§ **Your objective**: The records that follow are to be given again exactly.

(Given data begins)

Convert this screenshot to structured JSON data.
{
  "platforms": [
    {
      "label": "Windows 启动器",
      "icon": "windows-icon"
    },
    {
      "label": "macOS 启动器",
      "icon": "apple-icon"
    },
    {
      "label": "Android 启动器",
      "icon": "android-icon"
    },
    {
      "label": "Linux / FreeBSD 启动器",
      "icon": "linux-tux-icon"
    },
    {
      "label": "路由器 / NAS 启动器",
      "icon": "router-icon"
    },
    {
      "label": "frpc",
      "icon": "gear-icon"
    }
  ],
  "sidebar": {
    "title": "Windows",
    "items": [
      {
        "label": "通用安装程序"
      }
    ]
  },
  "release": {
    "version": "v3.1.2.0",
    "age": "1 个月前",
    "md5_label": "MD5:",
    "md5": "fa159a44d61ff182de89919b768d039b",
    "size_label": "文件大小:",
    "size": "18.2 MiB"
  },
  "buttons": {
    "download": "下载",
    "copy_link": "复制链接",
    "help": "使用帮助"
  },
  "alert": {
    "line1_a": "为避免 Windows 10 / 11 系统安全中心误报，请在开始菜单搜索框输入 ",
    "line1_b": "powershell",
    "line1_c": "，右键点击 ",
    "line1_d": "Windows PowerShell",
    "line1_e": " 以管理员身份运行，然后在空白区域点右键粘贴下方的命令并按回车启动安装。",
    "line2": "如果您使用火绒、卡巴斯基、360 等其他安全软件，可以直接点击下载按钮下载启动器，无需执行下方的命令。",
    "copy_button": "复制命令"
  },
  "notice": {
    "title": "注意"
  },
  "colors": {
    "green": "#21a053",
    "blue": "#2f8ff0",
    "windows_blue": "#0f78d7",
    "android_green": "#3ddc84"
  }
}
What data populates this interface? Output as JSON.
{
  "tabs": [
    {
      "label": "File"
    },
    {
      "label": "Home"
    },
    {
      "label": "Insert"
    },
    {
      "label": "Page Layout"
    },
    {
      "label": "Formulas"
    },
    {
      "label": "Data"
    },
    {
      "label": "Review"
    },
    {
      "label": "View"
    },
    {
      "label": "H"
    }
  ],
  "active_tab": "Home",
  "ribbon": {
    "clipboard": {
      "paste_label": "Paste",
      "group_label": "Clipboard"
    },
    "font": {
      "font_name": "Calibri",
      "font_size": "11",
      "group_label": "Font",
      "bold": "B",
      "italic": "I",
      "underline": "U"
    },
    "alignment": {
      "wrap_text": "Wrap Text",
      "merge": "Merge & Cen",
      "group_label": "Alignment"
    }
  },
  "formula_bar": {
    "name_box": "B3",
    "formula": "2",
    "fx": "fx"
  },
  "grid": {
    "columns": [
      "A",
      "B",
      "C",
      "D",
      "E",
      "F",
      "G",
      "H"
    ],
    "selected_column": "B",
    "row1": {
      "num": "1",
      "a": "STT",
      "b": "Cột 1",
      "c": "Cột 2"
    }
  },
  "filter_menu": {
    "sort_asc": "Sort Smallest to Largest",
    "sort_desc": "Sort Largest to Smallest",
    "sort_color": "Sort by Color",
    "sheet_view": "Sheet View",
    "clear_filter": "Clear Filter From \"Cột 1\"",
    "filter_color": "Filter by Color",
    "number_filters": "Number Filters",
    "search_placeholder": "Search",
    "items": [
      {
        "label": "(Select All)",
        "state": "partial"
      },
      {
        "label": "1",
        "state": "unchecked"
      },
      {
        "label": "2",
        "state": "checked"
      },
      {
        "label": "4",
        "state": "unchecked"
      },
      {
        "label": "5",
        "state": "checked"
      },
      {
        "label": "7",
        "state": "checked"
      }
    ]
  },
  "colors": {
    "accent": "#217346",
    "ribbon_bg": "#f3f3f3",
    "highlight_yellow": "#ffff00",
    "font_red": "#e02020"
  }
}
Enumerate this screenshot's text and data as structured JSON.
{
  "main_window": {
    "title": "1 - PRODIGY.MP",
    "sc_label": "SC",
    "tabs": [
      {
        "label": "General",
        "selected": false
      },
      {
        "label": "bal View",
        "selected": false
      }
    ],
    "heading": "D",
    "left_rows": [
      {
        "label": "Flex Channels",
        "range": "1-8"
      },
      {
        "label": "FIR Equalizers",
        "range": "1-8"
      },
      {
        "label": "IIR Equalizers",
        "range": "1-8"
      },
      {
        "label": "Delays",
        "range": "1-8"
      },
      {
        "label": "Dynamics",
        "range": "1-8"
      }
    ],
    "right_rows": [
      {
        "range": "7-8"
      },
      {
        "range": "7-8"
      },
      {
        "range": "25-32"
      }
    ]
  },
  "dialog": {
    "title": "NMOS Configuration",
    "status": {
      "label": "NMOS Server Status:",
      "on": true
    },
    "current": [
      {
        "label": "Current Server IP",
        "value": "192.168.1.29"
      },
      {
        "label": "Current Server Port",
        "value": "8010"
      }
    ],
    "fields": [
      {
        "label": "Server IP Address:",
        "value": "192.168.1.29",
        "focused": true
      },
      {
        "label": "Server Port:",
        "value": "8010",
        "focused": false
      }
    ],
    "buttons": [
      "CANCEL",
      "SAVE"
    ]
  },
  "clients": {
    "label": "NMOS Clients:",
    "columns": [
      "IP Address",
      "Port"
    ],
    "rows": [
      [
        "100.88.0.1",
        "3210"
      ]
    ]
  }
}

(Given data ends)

§ **Solution**:
Convert this screenshot to structured JSON data.
{
  "platforms": [
    {
      "label": "Windows 启动器",
      "icon": "windows-icon"
    },
    {
      "label": "macOS 启动器",
      "icon": "apple-icon"
    },
    {
      "label": "Android 启动器",
      "icon": "android-icon"
    },
    {
      "label": "Linux / FreeBSD 启动器",
      "icon": "linux-tux-icon"
    },
    {
      "label": "路由器 / NAS 启动器",
      "icon": "router-icon"
    },
    {
      "label": "frpc",
      "icon": "gear-icon"
    }
  ],
  "sidebar": {
    "title": "Windows",
    "items": [
      {
        "label": "通用安装程序"
      }
    ]
  },
  "release": {
    "version": "v3.1.2.0",
    "age": "1 个月前",
    "md5_label": "MD5:",
    "md5": "fa159a44d61ff182de89919b768d039b",
    "size_label": "文件大小:",
    "size": "18.2 MiB"
  },
  "buttons": {
    "download": "下载",
    "copy_link": "复制链接",
    "help": "使用帮助"
  },
  "alert": {
    "line1_a": "为避免 Windows 10 / 11 系统安全中心误报，请在开始菜单搜索框输入 ",
    "line1_b": "powershell",
    "line1_c": "，右键点击 ",
    "line1_d": "Windows PowerShell",
    "line1_e": " 以管理员身份运行，然后在空白区域点右键粘贴下方的命令并按回车启动安装。",
    "line2": "如果您使用火绒、卡巴斯基、360 等其他安全软件，可以直接点击下载按钮下载启动器，无需执行下方的命令。",
    "copy_button": "复制命令"
  },
  "notice": {
    "title": "注意"
  },
  "colors": {
    "green": "#21a053",
    "blue": "#2f8ff0",
    "windows_blue": "#0f78d7",
    "android_green": "#3ddc84"
  }
}
What data populates this interface? Output as JSON.
{
  "tabs": [
    {
      "label": "File"
    },
    {
      "label": "Home"
    },
    {
      "label": "Insert"
    },
    {
      "label": "Page Layout"
    },
    {
      "label": "Formulas"
    },
    {
      "label": "Data"
    },
    {
      "label": "Review"
    },
    {
      "label": "View"
    },
    {
      "label": "H"
    }
  ],
  "active_tab": "Home",
  "ribbon": {
    "clipboard": {
      "paste_label": "Paste",
      "group_label": "Clipboard"
    },
    "font": {
      "font_name": "Calibri",
      "font_size": "11",
      "group_label": "Font",
      "bold": "B",
      "italic": "I",
      "underline": "U"
    },
    "alignment": {
      "wrap_text": "Wrap Text",
      "merge": "Merge & Cen",
      "group_label": "Alignment"
    }
  },
  "formula_bar": {
    "name_box": "B3",
    "formula": "2",
    "fx": "fx"
  },
  "grid": {
    "columns": [
      "A",
      "B",
      "C",
      "D",
      "E",
      "F",
      "G",
      "H"
    ],
    "selected_column": "B",
    "row1": {
      "num": "1",
      "a": "STT",
      "b": "Cột 1",
      "c": "Cột 2"
    }
  },
  "filter_menu": {
    "sort_asc": "Sort Smallest to Largest",
    "sort_desc": "Sort Largest to Smallest",
    "sort_color": "Sort by Color",
    "sheet_view": "Sheet View",
    "clear_filter": "Clear Filter From \"Cột 1\"",
    "filter_color": "Filter by Color",
    "number_filters": "Number Filters",
    "search_placeholder": "Search",
    "items": [
      {
        "label": "(Select All)",
        "state": "partial"
      },
      {
        "label": "1",
        "state": "unchecked"
      },
      {
        "label": "2",
        "state": "checked"
      },
      {
        "label": "4",
        "state": "unchecked"
      },
      {
        "label": "5",
        "state": "checked"
      },
      {
        "label": "7",
        "state": "checked"
      }
    ]
  },
  "colors": {
    "accent": "#217346",
    "ribbon_bg": "#f3f3f3",
    "highlight_yellow": "#ffff00",
    "font_red": "#e02020"
  }
}
Enumerate this screenshot's text and data as structured JSON.
{
  "main_window": {
    "title": "1 - PRODIGY.MP",
    "sc_label": "SC",
    "tabs": [
      {
        "label": "General",
        "selected": false
      },
      {
        "label": "bal View",
        "selected": false
      }
    ],
    "heading": "D",
    "left_rows": [
      {
        "label": "Flex Channels",
        "range": "1-8"
      },
      {
        "label": "FIR Equalizers",
        "range": "1-8"
      },
      {
        "label": "IIR Equalizers",
        "range": "1-8"
      },
      {
        "label": "Delays",
        "range": "1-8"
      },
      {
        "label": "Dynamics",
        "range": "1-8"
      }
    ],
    "right_rows": [
      {
        "range": "7-8"
      },
      {
        "range": "7-8"
      },
      {
        "range": "25-32"
      }
    ]
  },
  "dialog": {
    "title": "NMOS Configuration",
    "status": {
      "label": "NMOS Server Status:",
      "on": true
    },
    "current": [
      {
        "label": "Current Server IP",
        "value": "192.168.1.29"
      },
      {
        "label": "Current Server Port",
        "value": "8010"
      }
    ],
    "fields": [
      {
        "label": "Server IP Address:",
        "value": "192.168.1.29",
        "focused": true
      },
      {
        "label": "Server Port:",
        "value": "8010",
        "focused": false
      }
    ],
    "buttons": [
      "CANCEL",
      "SAVE"
    ]
  },
  "clients": {
    "label": "NMOS Clients:",
    "columns": [
      "IP Address",
      "Port"
    ],
    "rows": [
      [
        "100.88.0.1",
        "3210"
      ]
    ]
  }
}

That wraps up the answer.